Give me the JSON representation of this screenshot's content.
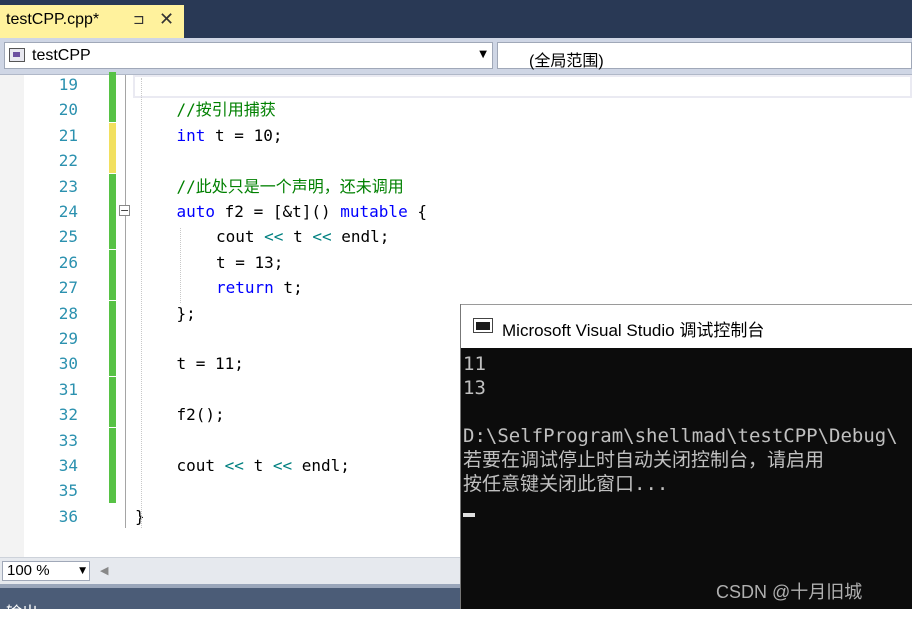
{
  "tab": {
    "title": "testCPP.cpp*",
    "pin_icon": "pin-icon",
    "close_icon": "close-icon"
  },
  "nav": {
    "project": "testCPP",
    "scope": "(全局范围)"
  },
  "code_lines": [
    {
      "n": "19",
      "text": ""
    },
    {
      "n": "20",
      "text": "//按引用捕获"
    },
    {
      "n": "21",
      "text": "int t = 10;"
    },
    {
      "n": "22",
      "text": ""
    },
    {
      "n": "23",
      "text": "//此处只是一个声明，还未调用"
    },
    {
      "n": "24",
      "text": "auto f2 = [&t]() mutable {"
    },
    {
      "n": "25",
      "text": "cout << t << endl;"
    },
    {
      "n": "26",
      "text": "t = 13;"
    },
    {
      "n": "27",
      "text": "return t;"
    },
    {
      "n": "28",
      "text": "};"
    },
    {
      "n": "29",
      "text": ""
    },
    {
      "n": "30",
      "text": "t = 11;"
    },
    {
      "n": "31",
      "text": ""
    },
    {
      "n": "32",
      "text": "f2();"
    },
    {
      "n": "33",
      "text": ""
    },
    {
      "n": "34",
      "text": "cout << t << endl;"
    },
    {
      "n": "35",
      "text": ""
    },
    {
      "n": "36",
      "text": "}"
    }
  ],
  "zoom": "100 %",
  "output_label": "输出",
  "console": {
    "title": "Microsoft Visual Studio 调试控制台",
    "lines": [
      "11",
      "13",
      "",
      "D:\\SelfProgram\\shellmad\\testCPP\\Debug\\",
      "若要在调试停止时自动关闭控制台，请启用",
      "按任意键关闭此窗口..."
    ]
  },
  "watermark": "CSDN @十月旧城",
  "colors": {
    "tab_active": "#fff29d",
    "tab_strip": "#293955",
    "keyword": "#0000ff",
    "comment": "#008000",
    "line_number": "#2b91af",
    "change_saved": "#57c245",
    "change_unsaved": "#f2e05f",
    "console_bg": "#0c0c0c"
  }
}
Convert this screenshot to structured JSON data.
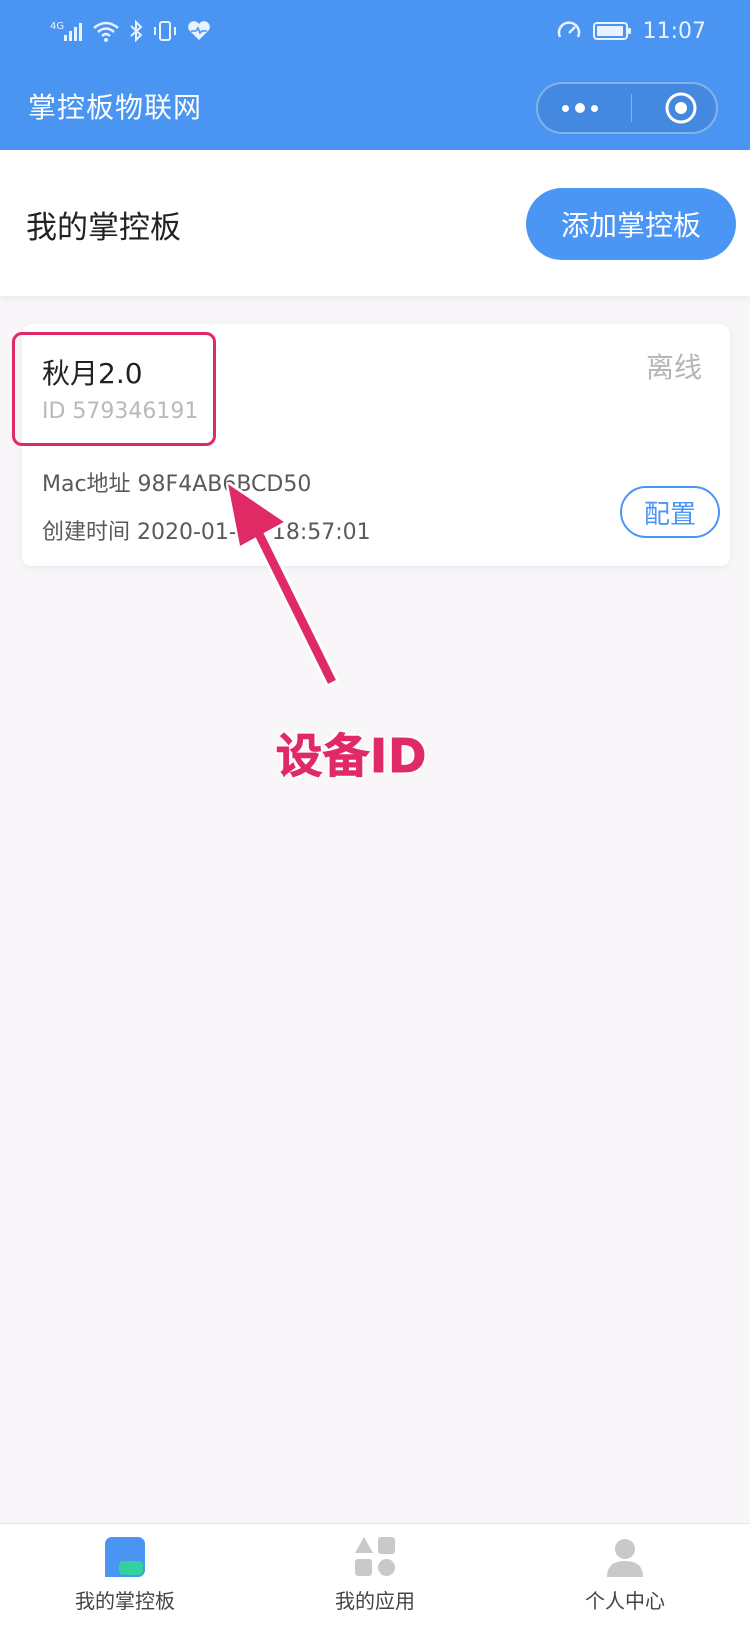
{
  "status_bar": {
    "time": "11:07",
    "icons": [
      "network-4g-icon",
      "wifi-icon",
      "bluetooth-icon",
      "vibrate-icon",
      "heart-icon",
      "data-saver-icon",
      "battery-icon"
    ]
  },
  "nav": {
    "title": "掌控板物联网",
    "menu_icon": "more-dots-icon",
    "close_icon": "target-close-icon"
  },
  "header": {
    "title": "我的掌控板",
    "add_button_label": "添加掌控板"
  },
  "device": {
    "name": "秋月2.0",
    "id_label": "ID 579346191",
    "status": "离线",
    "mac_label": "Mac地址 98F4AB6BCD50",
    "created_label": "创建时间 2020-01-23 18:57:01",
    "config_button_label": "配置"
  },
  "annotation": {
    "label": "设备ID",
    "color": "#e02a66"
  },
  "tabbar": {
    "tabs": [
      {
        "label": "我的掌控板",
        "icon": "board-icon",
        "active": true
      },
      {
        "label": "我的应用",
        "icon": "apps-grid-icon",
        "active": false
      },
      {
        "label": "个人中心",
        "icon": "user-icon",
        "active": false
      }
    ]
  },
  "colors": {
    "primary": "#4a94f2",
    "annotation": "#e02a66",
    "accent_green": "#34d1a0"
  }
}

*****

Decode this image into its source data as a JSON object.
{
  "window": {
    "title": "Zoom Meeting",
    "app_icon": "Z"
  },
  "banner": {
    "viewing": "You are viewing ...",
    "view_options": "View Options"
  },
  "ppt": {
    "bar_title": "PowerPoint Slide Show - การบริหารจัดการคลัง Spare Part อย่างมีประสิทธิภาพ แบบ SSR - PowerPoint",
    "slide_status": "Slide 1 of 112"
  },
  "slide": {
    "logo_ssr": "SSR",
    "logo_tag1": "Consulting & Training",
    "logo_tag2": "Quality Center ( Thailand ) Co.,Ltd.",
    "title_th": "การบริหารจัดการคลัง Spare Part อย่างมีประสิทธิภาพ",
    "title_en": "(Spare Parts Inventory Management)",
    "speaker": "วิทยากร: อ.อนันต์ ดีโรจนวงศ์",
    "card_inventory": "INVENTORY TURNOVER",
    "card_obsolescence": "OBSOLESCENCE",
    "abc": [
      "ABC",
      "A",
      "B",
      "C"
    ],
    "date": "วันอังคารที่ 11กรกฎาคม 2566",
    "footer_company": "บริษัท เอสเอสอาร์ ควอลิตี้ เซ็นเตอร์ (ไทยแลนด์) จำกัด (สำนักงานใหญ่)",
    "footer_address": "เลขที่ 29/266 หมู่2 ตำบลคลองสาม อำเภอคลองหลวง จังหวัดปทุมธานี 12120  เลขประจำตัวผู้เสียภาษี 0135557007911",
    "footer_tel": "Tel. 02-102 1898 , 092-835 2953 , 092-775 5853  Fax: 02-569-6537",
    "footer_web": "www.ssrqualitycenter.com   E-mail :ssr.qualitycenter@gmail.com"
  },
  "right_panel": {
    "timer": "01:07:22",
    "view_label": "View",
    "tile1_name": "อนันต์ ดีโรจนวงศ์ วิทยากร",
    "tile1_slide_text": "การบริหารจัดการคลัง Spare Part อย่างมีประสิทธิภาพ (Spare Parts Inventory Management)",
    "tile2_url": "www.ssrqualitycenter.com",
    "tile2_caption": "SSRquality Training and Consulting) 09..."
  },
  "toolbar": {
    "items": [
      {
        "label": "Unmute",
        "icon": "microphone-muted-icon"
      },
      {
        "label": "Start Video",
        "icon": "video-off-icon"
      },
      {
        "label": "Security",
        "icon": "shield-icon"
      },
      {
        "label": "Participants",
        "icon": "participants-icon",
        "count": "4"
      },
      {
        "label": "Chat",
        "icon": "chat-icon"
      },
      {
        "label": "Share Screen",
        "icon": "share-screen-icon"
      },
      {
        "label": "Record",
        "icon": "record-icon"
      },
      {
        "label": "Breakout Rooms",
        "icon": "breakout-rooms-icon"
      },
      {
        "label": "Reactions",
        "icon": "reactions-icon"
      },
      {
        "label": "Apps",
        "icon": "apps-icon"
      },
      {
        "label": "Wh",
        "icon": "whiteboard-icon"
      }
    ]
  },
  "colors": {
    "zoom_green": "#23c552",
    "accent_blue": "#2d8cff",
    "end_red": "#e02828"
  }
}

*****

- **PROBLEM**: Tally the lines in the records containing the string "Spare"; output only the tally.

- **RESPONSE AREA**: 4